- WHAT THE TASK REQUIRES: Each line below with the string "Fermetures" should be copied.

- Component data from apps and pages:
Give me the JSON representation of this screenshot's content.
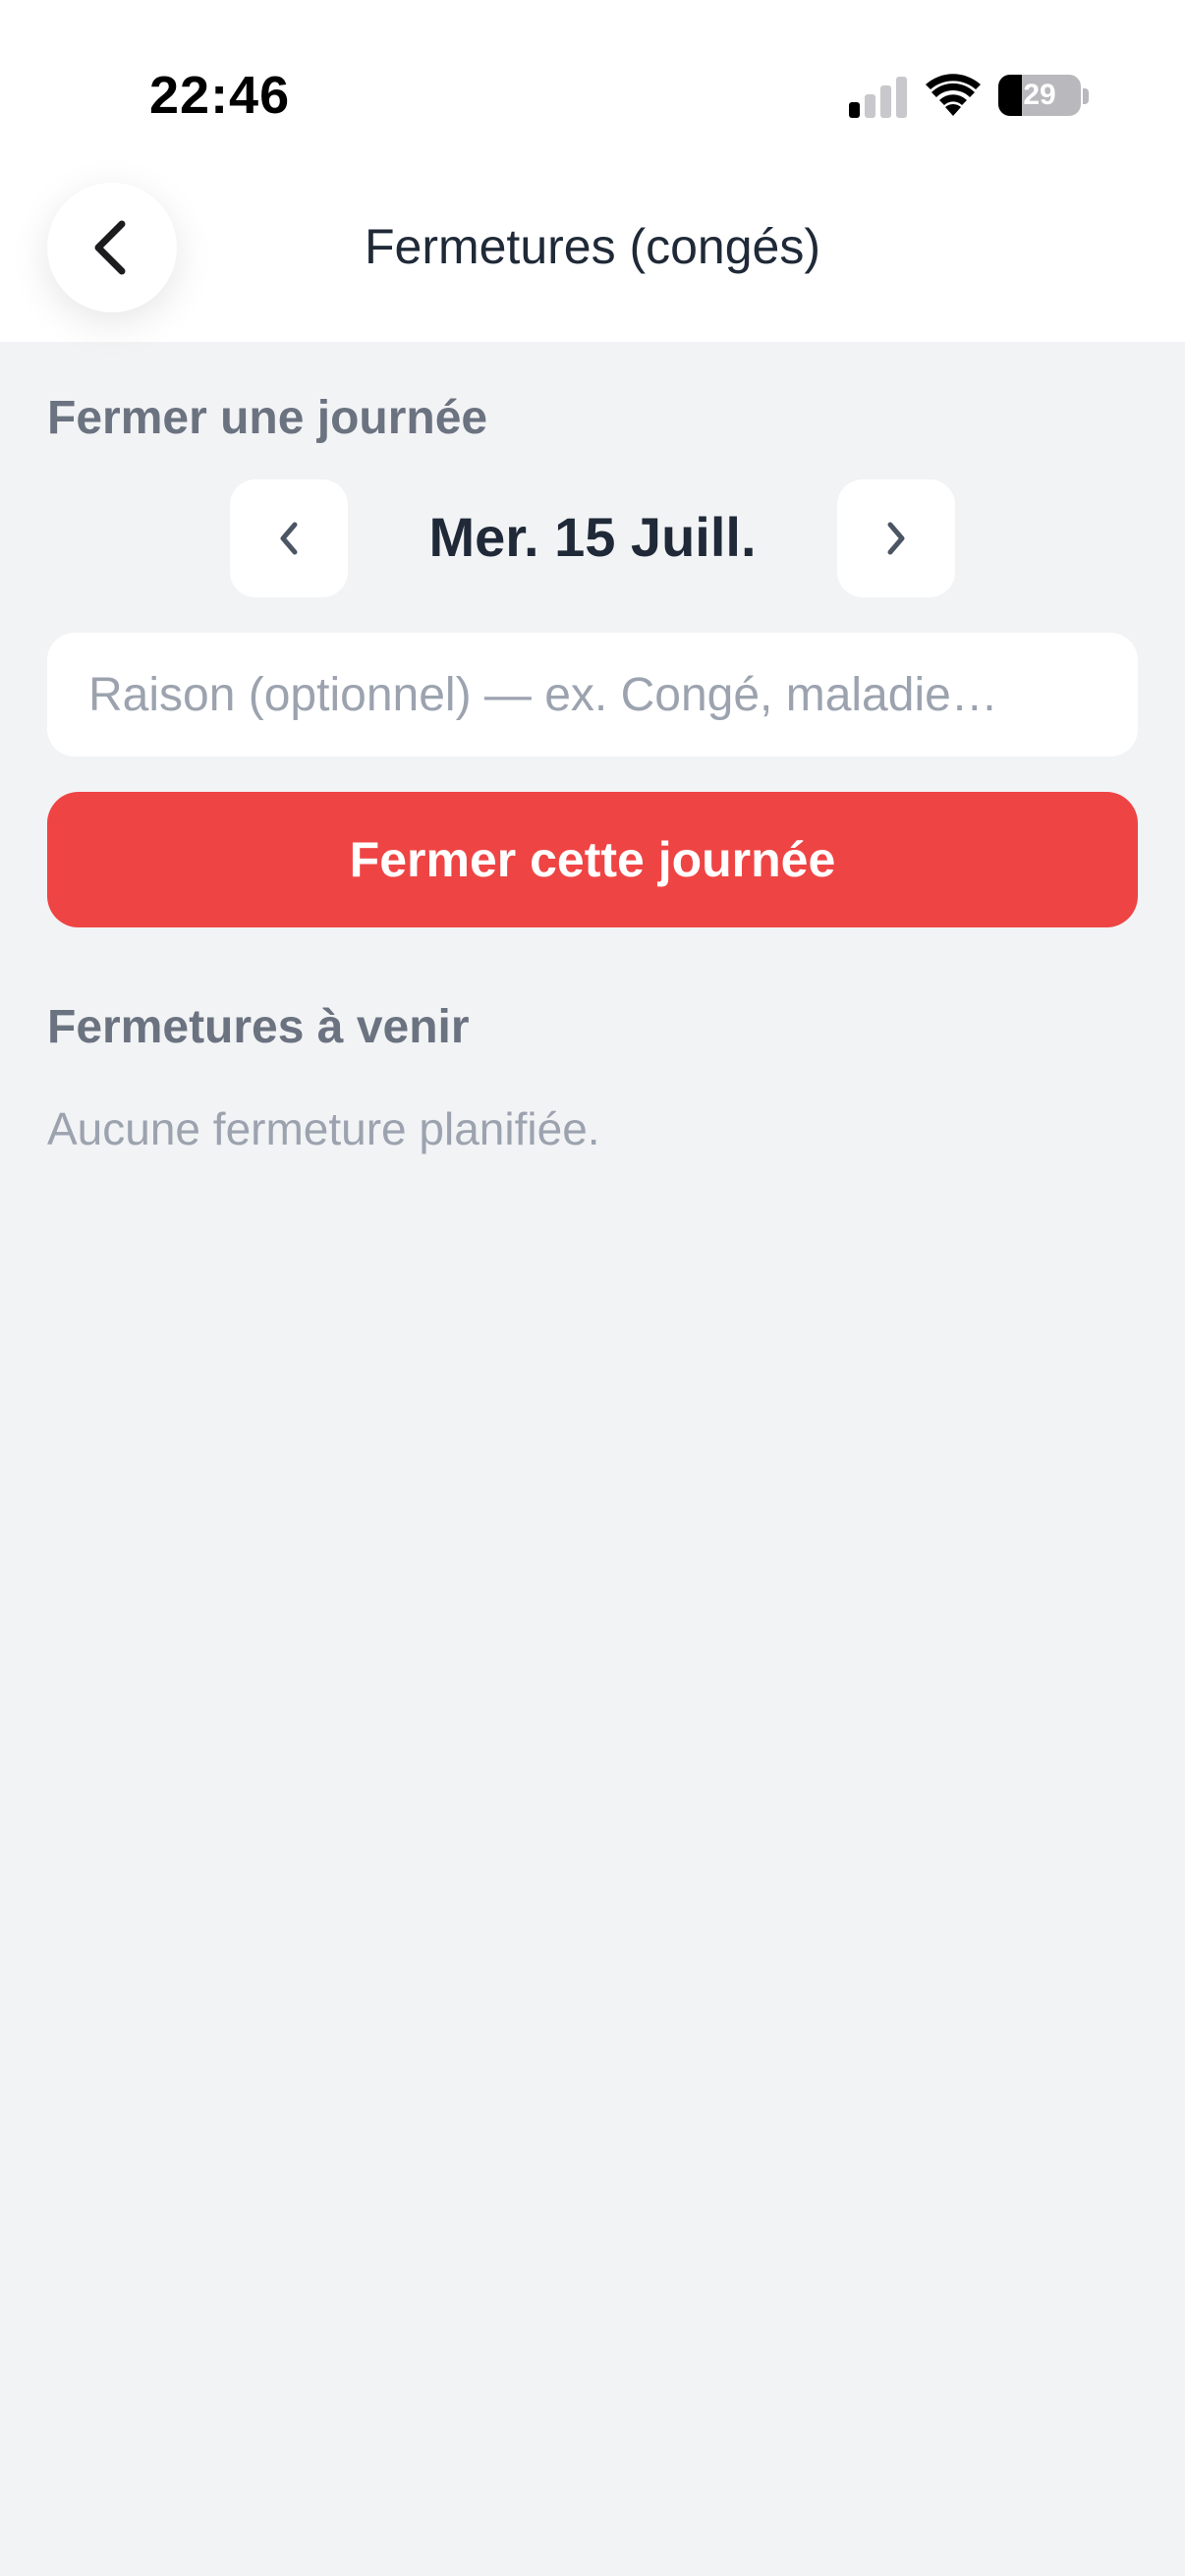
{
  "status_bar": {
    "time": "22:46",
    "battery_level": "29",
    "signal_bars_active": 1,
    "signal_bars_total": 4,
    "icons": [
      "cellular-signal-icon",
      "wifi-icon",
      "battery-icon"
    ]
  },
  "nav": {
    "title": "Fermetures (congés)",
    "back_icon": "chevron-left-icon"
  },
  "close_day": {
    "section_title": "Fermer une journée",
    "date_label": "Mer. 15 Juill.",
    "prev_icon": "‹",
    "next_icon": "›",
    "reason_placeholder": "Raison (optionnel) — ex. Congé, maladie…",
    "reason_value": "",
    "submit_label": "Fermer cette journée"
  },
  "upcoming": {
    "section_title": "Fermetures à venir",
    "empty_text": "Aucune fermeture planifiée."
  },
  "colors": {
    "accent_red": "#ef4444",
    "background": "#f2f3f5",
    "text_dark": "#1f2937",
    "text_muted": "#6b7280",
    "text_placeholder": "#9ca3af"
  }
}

- ANSWER TO THE PROBLEM:
    "title": "Fermetures (congés)",
    "section_title": "Fermetures à venir",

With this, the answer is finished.